The EMN inform “transition of unaccompanied minors to adulthood” explores the challenges and legal systems faced by unaccompanied minors when they reach adulthood and grow out of care systems designed to protect children and adolescents, in EU Member States and Norway.
Unaccompanied minors face not only the transition from childhood to adulthood, but potentially a change in status that can affect their right to stay and the extent to which they can access education, housing, work, services, and support. The number of unaccompanied minors who submitted asylum applications for the first time in EU member states and Norway rose sharply to 23,420 in 2021, from around 14,000 in both 2019 and 2020. The number of unaccompanied minors who do not claim asylum is unknown across the EU.
The EU has been actively working for decades to protect the rights of unaccompanied minors, and those applying for asylum in the EU benefit from a number of rights and guarantees throughout the asylum procedure. The EU acquis does not provide any guarantees or rights to support their transition to adulthood. Thus, the rights and conditions associated with the transition of unaccompanied minors to adulthood vary considerably between the EU Member States and Norway.
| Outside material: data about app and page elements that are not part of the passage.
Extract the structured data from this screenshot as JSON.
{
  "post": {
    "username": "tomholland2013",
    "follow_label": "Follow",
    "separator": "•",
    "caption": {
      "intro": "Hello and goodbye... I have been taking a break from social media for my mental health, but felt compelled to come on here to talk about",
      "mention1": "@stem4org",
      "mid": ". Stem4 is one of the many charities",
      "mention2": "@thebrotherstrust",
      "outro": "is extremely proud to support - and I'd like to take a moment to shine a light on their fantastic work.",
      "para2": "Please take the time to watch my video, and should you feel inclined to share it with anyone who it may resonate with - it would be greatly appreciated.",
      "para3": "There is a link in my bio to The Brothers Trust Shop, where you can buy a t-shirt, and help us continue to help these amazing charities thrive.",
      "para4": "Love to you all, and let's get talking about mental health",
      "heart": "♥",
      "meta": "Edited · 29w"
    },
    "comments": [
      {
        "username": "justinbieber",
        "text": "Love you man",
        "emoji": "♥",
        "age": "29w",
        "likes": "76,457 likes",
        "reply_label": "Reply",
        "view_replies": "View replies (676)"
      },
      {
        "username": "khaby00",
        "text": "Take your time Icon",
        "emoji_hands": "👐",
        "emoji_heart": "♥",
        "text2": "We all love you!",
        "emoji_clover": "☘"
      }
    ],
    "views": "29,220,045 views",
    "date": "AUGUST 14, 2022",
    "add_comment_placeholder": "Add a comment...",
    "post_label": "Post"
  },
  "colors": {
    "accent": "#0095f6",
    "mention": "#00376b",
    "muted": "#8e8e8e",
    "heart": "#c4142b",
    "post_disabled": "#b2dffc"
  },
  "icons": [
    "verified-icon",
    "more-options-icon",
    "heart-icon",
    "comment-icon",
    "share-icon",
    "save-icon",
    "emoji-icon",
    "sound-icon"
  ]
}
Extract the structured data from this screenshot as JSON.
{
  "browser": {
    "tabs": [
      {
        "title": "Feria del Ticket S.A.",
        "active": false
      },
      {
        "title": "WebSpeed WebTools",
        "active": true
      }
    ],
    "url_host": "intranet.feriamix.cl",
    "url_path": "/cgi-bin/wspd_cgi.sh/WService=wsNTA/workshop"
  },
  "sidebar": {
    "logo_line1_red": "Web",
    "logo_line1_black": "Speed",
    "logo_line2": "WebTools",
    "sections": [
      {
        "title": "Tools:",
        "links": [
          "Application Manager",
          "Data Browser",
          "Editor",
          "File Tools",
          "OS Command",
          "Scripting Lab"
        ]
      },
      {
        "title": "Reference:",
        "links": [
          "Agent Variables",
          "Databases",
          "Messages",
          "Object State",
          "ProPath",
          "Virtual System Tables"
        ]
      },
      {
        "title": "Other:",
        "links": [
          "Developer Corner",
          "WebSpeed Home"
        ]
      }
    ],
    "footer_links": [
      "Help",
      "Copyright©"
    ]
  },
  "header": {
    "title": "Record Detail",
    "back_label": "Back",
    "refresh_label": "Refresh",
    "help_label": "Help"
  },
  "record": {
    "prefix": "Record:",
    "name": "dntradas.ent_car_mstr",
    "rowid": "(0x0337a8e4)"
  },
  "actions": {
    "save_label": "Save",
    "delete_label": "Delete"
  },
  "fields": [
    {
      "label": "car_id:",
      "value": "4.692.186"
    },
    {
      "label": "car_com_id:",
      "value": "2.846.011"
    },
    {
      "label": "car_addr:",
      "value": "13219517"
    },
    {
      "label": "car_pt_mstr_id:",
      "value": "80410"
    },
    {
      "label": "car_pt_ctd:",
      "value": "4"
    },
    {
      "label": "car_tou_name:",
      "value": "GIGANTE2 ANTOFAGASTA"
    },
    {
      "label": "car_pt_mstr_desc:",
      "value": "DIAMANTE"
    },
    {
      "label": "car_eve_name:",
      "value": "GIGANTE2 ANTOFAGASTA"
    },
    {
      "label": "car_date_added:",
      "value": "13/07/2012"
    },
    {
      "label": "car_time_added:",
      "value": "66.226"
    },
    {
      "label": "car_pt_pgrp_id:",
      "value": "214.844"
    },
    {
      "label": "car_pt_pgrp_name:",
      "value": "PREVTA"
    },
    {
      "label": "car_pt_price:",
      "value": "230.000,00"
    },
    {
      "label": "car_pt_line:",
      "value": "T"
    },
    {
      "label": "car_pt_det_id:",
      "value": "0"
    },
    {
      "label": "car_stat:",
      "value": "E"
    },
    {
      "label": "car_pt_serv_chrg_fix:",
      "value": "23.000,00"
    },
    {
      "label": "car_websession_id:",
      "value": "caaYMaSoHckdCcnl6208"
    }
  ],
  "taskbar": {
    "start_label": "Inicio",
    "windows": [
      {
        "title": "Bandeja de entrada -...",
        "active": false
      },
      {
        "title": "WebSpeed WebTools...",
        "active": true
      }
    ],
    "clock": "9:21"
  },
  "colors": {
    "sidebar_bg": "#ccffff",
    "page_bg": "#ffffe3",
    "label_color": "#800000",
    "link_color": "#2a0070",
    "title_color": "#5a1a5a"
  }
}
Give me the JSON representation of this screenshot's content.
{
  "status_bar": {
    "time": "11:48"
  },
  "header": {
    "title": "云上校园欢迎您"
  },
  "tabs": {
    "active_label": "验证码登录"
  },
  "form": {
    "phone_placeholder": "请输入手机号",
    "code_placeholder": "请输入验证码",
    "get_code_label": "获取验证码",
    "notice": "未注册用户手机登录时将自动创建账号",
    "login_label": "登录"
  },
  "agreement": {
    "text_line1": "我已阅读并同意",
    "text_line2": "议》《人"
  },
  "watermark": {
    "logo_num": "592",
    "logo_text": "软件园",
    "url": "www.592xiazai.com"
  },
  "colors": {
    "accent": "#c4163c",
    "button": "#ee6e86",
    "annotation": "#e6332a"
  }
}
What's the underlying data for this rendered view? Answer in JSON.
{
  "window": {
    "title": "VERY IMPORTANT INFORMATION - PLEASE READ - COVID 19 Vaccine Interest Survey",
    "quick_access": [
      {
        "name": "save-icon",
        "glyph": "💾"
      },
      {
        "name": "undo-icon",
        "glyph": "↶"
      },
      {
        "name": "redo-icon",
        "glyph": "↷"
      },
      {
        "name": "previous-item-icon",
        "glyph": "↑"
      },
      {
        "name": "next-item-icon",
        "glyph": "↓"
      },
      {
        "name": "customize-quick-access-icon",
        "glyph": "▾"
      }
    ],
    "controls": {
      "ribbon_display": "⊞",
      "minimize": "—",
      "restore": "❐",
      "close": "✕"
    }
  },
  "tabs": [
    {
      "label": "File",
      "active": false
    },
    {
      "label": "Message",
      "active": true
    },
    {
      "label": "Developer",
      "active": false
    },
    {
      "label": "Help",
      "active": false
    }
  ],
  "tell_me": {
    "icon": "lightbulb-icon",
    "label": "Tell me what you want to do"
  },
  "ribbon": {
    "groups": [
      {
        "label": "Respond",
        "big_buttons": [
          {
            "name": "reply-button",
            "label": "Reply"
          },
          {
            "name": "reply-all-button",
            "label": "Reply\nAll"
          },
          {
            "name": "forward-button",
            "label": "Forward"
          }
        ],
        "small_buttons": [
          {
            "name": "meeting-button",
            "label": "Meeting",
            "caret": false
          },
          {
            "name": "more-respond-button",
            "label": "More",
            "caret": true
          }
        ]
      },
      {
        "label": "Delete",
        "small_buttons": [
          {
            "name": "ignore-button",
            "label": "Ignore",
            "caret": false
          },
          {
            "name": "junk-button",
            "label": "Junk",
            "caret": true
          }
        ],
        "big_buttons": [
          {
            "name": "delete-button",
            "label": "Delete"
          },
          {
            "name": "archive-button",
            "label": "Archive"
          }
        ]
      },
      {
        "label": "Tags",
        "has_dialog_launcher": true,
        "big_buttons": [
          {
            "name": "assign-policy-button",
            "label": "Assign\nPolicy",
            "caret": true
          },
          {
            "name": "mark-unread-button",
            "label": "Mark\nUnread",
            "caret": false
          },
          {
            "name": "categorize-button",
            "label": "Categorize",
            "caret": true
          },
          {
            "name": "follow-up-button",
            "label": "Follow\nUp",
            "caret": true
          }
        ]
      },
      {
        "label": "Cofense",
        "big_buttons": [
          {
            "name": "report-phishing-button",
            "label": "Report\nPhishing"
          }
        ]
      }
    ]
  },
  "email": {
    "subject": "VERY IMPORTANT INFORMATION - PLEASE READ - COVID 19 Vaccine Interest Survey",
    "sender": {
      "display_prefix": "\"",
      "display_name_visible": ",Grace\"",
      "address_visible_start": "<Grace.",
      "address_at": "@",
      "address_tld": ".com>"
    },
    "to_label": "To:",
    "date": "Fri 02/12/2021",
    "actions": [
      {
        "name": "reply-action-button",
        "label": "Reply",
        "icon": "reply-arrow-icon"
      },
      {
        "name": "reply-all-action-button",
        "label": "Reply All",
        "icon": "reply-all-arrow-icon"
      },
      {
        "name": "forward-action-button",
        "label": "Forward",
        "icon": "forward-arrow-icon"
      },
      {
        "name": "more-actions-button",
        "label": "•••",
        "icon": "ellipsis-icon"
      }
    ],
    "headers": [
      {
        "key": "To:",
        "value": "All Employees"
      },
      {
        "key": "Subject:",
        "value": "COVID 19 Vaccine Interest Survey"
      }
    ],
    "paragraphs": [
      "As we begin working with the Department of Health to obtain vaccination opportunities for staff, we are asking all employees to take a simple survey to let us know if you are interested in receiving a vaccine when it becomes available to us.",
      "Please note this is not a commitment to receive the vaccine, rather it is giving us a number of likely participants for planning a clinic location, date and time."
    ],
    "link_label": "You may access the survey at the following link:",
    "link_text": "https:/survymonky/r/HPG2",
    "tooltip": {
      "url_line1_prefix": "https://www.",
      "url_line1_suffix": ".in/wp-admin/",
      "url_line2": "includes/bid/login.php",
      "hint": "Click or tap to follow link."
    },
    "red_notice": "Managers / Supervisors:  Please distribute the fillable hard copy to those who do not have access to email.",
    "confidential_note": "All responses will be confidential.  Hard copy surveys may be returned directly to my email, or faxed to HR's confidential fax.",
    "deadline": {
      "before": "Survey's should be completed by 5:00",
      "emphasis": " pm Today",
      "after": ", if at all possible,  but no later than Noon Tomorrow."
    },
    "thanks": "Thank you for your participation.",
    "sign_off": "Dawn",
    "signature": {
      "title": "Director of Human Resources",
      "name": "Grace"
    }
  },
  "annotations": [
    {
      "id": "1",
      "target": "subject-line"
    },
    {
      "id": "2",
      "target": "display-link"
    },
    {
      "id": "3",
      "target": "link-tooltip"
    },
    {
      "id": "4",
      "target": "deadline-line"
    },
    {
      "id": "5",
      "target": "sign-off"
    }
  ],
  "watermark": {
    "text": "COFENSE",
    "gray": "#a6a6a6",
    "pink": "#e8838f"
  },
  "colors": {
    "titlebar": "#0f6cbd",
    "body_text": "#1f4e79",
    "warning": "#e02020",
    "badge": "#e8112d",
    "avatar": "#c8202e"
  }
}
The age limit for services and support for unaccompanied minors who have reached the age of majority is 19 to 30 and those with a residence permit can continue to receive support and services until then, including access to independent housing and education or financial assistance. Some EU Member States and Norway reported a general lack of political attention and financial resources, including a lack of specialized forms of assistance and services for unaccompanied minors.
Overall, EU Member States and Norway have faced similar difficulties in supporting the transition of unaccompanied minors to adulthood, in identifying the need to improve accommodation for those under 18 and the need to improve the level of services and support available to those under 18.